The team found that dreams occurred during both rapid eye movement — REM — and non-REM sleep. But there were also periods of deep sleep in which dreaming did not occur.

The team studied dreams by monitoring electrical activity in the brains of 32 people as they slept.

Participants were awakened frequently and asked to report whether they'd been dreaming. This reduced the problem of people forgetting dreams over the course of a full night's sleep.

And sure enough, people in the study were able to recall not only whether they had been dreaming but often what they had been dreaming about. Dreams included riding a bicycle, seeing geometric shapes in motion and smelling perfume.

After a person reported a dream, the investigators went back and reviewed brain activity patterns recorded with a technique known as high-density electroencephalography. This allowed researchers to connect dreaming with a decrease in low-frequency activity and an increase in high-frequency activity at the back of the brain.

By looking for this electrical signature in the brain, the researchers were able to predict when a person had been dreaming about 90 percent of the time.

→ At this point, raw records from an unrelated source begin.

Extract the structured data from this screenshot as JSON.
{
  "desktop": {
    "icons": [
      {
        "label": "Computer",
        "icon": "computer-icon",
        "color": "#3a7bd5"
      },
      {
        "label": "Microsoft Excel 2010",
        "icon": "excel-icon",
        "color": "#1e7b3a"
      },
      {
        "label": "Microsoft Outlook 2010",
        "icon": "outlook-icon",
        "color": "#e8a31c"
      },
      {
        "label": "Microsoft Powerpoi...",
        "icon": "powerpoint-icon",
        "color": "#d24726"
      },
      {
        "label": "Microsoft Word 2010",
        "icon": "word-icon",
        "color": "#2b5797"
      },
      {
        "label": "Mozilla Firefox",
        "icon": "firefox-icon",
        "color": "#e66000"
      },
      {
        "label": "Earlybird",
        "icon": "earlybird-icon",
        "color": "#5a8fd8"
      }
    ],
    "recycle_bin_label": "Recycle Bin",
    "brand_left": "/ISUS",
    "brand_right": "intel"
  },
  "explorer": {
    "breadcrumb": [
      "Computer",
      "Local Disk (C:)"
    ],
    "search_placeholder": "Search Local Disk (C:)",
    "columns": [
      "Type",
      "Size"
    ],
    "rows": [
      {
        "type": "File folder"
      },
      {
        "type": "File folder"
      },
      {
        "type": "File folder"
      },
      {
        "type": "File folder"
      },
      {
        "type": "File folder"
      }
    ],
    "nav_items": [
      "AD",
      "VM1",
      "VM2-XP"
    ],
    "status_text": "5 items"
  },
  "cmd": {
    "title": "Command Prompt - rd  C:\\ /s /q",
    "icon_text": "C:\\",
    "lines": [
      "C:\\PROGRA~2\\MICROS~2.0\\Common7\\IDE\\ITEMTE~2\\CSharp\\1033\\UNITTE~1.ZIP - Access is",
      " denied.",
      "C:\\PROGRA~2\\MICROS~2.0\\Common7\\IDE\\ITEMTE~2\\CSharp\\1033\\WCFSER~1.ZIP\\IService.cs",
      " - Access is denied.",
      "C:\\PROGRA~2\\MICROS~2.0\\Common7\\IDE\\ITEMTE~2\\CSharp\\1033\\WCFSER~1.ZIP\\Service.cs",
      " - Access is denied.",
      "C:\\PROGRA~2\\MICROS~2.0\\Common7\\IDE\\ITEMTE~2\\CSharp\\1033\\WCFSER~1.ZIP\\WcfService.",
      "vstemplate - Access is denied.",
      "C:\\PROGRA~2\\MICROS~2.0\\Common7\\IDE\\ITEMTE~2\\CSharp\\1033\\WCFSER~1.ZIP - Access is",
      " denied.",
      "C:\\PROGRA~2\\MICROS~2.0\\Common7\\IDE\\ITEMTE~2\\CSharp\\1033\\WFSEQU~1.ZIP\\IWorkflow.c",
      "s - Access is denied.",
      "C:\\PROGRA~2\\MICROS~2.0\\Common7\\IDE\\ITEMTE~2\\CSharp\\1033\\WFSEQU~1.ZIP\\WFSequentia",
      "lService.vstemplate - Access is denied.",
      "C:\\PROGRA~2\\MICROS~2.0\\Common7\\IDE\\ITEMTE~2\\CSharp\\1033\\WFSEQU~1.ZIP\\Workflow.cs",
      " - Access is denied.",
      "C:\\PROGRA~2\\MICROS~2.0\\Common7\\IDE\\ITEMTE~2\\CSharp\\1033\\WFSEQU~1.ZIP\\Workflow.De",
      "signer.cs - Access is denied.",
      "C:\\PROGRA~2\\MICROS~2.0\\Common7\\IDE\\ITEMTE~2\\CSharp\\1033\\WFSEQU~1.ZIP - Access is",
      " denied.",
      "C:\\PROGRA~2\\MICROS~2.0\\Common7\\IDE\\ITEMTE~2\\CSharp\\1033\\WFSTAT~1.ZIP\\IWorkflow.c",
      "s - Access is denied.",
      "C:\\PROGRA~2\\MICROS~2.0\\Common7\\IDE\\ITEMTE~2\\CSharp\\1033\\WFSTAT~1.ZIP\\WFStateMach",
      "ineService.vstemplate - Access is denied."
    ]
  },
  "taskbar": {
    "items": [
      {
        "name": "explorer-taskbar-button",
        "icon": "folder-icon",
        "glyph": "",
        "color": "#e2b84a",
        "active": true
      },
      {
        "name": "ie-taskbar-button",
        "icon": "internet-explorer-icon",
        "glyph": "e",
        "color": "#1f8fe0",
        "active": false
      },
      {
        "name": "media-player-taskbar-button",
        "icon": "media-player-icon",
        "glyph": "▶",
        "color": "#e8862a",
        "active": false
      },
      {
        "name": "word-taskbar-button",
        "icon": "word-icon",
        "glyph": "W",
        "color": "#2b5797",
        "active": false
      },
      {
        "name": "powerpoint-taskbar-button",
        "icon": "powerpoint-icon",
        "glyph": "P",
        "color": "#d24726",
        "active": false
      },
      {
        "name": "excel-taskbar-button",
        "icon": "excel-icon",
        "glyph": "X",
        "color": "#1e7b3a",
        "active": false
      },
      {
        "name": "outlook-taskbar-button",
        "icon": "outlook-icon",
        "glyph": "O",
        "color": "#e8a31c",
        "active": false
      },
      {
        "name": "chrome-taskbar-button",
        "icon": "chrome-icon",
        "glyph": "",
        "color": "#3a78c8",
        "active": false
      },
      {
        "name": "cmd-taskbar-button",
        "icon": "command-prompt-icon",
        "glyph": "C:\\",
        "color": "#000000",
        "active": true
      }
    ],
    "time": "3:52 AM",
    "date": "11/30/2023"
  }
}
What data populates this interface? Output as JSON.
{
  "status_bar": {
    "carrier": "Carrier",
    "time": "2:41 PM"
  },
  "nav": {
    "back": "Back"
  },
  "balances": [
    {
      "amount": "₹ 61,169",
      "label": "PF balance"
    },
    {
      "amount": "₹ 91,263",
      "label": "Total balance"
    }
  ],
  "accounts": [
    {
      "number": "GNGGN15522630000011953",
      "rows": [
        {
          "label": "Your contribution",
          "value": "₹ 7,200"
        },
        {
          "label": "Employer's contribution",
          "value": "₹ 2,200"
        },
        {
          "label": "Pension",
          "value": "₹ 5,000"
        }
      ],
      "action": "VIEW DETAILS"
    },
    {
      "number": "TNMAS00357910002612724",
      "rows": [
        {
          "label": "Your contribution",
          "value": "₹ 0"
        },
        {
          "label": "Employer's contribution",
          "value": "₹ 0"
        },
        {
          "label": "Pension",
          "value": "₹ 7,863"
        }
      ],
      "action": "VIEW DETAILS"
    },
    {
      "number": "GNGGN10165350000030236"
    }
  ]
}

In a smaller study, the researchers looked at activity in areas of the brain that respond to specific stimuli, like seeing a face, hearing speech or perceiving movement. Activity in these areas during dreams offered hints at what the person had been dreaming about.

For example, when someone's dream included a face, there was activity in a part of the brain used to recognize faces. And when a dream involved a sense of movement, there was activity in an area that is involved in the perception of movement.

There was "a very close correspondence [between] brain areas that are active when we dream about things compared to brain activities that are active when we see or perceive things during wakefulness," Siclari says.

"We're using our brains the same way when we're dreaming that we use [them] to carry out those same functions when we're awake," says Robert Stickgold, an associate professor of psychiatry at Harvard Medical School, who was not involved in the study.

But Stickgold isn't convinced that measuring activity in the back of the brain is a sure way to detect dreaming. Even people who are awakened every half-hour probably don't remember every dream, he says.

"What they're really measuring is what's happening before you wake someone up and the person remembers having been dreaming," Stickgold says. And it's possible that forgotten dreams have a different electrical signature in the brain.

Even so, Stickgold thinks this sort of research has the potential to help scientists understand not only dreaming, but an even greater mystery: consciousness.

When we sleep, our brains repeatedly cross the boundary between unconsciousness and dreaming, which researchers consider a form of consciousness, Stickgold says. The question is: "How does the brain shift into a state of activity where we're dreaming, as opposed to having dreamless sleep?" he says.

Finding an answer to that question, Stickgold says, could help scientists understand how the brain becomes fully conscious when we wake up each morning.

"That's a phenomenal question that we just don't have an answer to," he says.

Copyright 2024 NPR

Jon Hamilton is a correspondent for NPR's Science Desk. Currently he focuses on neuroscience and health risks.